If people do benefit from the project, but do not realize they benefited, then in many ways the process becomes lost. They cannot see the connections between the cause and the effect, and may attribute the subtle positive outcomes to other factors, or it may even go unnoticed. How to articulate and measure the outcomes has therefore become a key focus of this project, and an issue I will be delving into in the weeks to come.


The crux of this project is about values, and whose values we will be working with. Since I’ve gotten here, I’ve been talking a lot about the values and beliefs of domestic workers, and about “meeting” the domestic workers where they are at instead of the other way around. So rather than coming with our outside values and trying to make them meet our particular cultural standards, it is about discovering what their values are and figuring out what is important to them, so we can support them in reaching their goals and solving the problems that they have defined as problems, not what outsiders have decided are problems.

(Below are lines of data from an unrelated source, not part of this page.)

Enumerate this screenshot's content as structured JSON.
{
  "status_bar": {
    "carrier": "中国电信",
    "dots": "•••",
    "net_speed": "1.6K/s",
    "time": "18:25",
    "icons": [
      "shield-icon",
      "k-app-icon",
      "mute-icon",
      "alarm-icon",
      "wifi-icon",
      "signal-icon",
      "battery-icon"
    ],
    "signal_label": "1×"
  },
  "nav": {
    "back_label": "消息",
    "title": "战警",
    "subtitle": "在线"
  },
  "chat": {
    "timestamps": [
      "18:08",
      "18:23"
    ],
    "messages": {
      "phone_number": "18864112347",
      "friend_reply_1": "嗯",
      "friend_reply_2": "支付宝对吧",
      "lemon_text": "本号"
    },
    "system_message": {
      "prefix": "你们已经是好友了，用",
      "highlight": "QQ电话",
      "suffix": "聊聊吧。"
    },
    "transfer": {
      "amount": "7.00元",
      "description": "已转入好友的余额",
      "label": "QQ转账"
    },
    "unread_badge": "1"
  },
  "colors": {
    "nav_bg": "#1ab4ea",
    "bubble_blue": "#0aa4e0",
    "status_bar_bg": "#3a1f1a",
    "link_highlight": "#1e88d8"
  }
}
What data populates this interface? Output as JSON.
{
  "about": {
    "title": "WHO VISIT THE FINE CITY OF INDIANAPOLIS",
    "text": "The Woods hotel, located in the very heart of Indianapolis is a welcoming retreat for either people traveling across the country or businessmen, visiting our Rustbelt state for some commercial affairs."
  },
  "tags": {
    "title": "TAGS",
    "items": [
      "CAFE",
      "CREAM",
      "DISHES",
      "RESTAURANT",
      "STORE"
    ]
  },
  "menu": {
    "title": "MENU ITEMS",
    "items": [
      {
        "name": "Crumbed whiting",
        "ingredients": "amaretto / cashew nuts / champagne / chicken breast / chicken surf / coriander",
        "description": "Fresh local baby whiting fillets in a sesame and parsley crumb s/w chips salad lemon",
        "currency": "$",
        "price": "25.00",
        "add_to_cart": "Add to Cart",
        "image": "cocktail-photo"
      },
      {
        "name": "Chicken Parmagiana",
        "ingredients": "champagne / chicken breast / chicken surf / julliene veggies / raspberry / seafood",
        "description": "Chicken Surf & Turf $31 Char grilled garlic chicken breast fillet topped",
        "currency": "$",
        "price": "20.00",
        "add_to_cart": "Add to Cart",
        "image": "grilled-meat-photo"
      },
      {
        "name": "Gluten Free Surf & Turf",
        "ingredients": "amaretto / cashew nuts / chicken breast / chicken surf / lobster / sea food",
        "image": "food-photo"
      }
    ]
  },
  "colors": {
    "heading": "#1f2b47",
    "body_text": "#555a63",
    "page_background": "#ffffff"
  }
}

One of the more interesting challenges I’ve run into is recognizing that at times I speak a different “English” from the people here who are fluent in English. I deal with a lot of people who work in nonprofits, tech companies and universities, and who I see as being very similar to me. Progressive, educated and technologically-engaged with the world, we converse in English all the time. But what I have slowly come to realize as I’ve hit some obstacles in getting the people and resources I need for this project, is that there are certain words I use that are unfamiliar to people here, or that they may use in a slightly different way. I never thought of the word “values” as being a buzz word, but someone suggested that rather than saying “the values and beliefs of the domestic workers”, I say “the psychology of the domestic workers”. But I didn’t MEAN the ‘psychology’ of the domestic workers – except I did. When I was here, and to the people I was speaking to, that was the correct word to use to reflect my meaning.

Another example is that I’ve noticed that people here use the word ‘scheme’ a lot, when they mean ‘plan’. So they’ll say something like, “we have a scheme to help children without parents’, or “an organization has come up with a good scheme for their marketing”. To me, the word ‘scheme’ has negative connotations and does not have the same meaning as a ‘plan’, but here, they are basically using the words interchangeably. There are so many cultures that have taken English and changed it to make it their own, but for the segment of the population in India that thinks of English almost as their first language, or as their main language of communication, it can be a little disorienting and confusing when you really try to get into the specifics of a project.

One wonderful woman I met here referred to the way I spoke as “seminar language” or “seminar English”. I think my words have genuine meaning even as “seminar English”, the issue is that the people I’m speaking to are fluent in English, but they may not be fluent in the particular kind of English I speak – and the biggest problem is that I don’t know which words they get and which words they don’t, and they might not either. I think sometimes they believe they understand what I’m talking about because they recognize all the words I’m saying and the words are familiar, but I’m actually using them in a way that they might not be used to (and so the full meaning doesn’t come across), and vice versa.